(Data about app and page elements)
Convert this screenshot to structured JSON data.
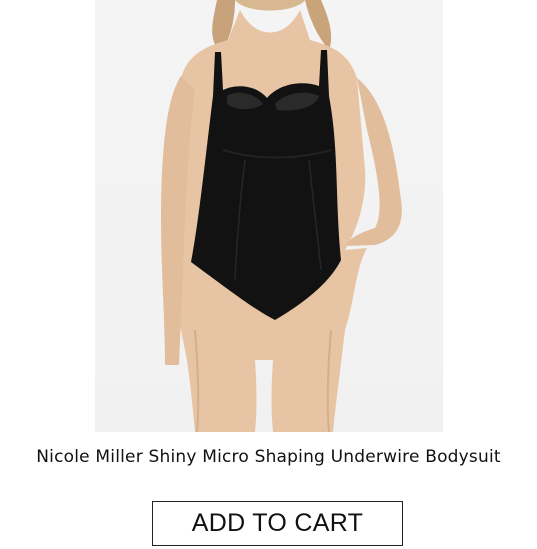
{
  "product": {
    "title": "Nicole Miller Shiny Micro Shaping Underwire Bodysuit",
    "image_alt": "Model wearing a black shiny underwire shaping bodysuit"
  },
  "cart": {
    "button_label": "ADD TO CART"
  },
  "colors": {
    "product_color": "#111111",
    "background": "#ffffff"
  }
}
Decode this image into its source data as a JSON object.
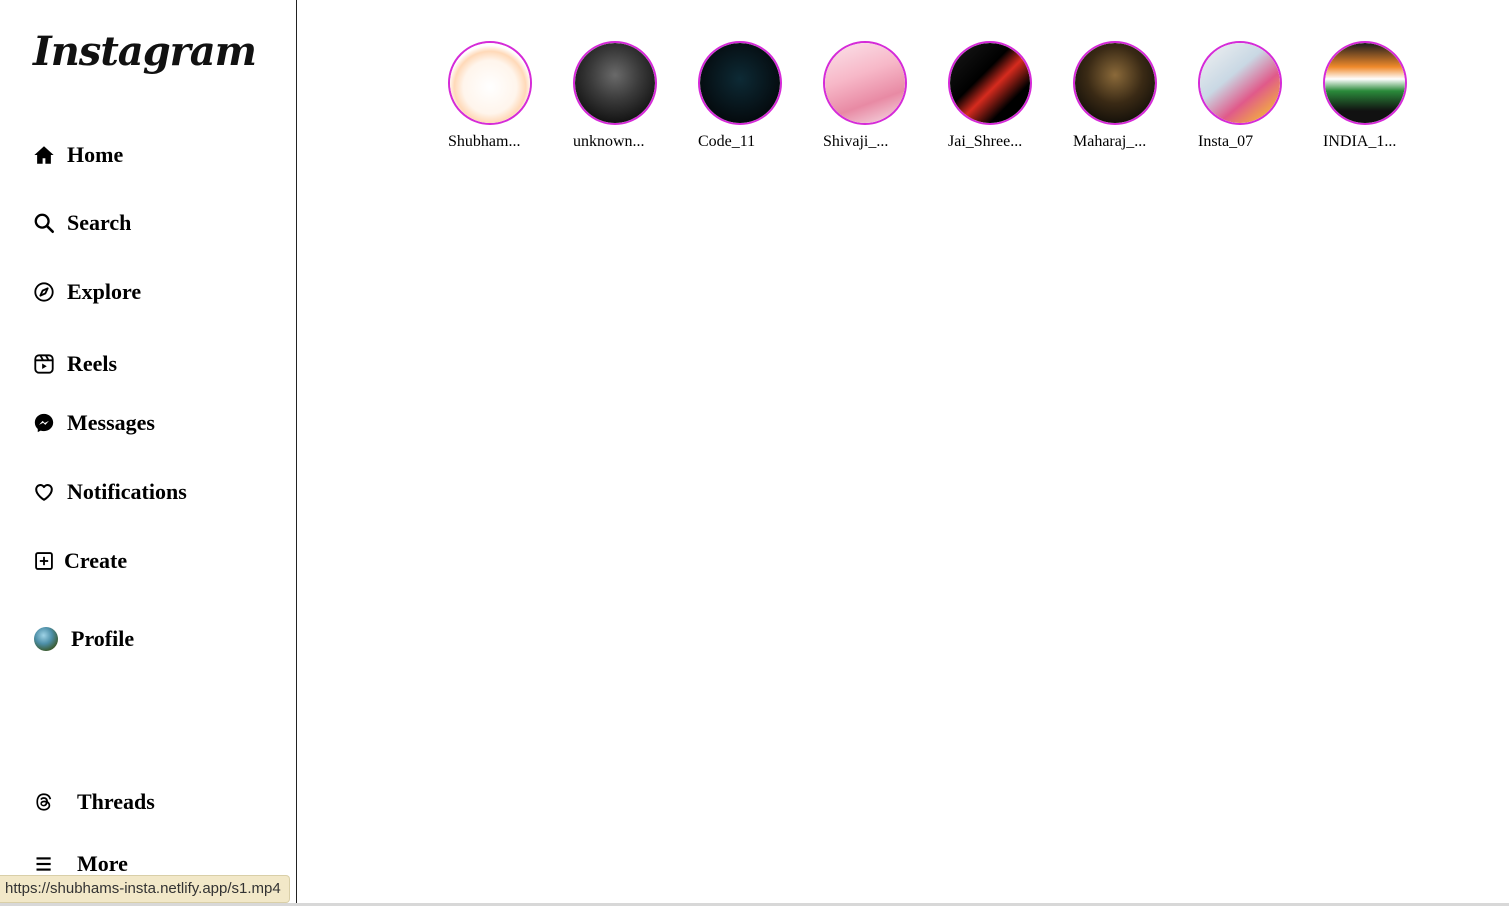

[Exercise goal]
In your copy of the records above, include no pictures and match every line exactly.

[Task output]
Convert this screenshot to structured JSON data.
{
  "product": {
    "title": "Nicole Miller Shiny Micro Shaping Underwire Bodysuit",
    "image_alt": "Model wearing a black shiny underwire shaping bodysuit"
  },
  "cart": {
    "button_label": "ADD TO CART"
  },
  "colors": {
    "product_color": "#111111",
    "background": "#ffffff"
  }
}
Decode this image into its source data as a JSON object.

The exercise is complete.